McLeod explains how compulsory licenses in music would help artists and the market, and how Creative Commons licenses are good for society because they increase the public domain. He advocates for moderation, and a balanced public policy that takes into account private and public interests. This book is Free Culture’s “hip” younger brother, and could educate younger generations and pop culture experts to the current state of copyright in the US.
Call#: Van Pelt Library KF2979 .L47 2004
Lessig illustrates a wide variety of specific examples, offers a thorough discussion of the important issues, and describes complex legal and economic issues in very easy-to-understand language. His mission seems to be to get this information about the current state of American copyright out to the public, since they are the ones being most harmed by the extremes of copyright control. The two main arguments are that over-extensive copyright goes against the tradition of developing new creative works from what has come before, and that the continuing extension of copyrights is unconstitutional (by ignoring the wording of the law that states a copyright will be for “limited times”). The lament is for the lack of a plentiful public domain, and how that negatively affects transformational and innovative expression. It also prevents important information from being disseminated to the public.
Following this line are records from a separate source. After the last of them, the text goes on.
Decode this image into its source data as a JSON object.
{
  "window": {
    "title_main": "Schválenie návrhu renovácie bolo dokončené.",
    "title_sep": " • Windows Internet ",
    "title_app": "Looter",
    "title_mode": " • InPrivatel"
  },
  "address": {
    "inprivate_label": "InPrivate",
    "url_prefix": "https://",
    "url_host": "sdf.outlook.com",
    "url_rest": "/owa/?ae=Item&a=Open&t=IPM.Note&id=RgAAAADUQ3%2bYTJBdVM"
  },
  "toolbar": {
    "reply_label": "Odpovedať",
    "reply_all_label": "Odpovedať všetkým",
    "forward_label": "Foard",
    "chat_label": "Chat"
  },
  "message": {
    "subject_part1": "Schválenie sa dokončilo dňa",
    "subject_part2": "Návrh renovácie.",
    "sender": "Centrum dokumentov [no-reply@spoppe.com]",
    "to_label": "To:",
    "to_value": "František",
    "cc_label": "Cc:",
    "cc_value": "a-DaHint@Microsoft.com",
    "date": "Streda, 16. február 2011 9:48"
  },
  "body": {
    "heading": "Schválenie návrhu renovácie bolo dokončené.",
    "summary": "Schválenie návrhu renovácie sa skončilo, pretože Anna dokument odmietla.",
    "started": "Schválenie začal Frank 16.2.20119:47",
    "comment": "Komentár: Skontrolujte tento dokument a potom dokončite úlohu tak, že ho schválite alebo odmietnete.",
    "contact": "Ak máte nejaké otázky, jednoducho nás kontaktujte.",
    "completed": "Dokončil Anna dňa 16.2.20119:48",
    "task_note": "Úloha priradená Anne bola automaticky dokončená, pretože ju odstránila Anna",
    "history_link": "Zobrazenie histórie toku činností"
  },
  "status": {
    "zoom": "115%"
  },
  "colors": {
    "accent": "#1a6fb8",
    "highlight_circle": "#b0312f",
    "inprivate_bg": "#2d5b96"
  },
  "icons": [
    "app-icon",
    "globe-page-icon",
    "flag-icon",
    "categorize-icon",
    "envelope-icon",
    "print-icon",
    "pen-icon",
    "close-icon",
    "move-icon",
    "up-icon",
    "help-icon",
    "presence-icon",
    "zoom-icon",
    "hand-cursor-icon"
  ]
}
Much of the book centers on the Eldred v Ashcroft case which made it to the Supreme Court. The case focused on the two issues mentioned above. Lessig’s honesty about the arguments and outcome of the case are refreshing, but his overall view is pessimistic. The Supreme Court decision was against Eldred, stating that Congress can continue to extend older copyrights at their discretion, setting up a system of lobbying and corruption.
Lessig’s dislike and distrust of extremes is clear, and he does offer some ideas for a more moderate copyright culture in the US. One of the ideas expounded is Creative Commons, a way for content owners to license their own work, and start creating a richer public domain. It is now up to creators and artists themselves, since large corporations and Congress seem to be working together to restrict the public domain.
The goal of Creative Commons is to build a reasonable layer of copyright for the public to access. The licenses are simple, and easy to read - no need for a lawyer. There is a variety of licenses offered, so the creator can choose what they want; somewhere between “all” and “no rights reserved”. It gives copyright owners a wider realm of freedom, but also creates a world of content that others can use and build on.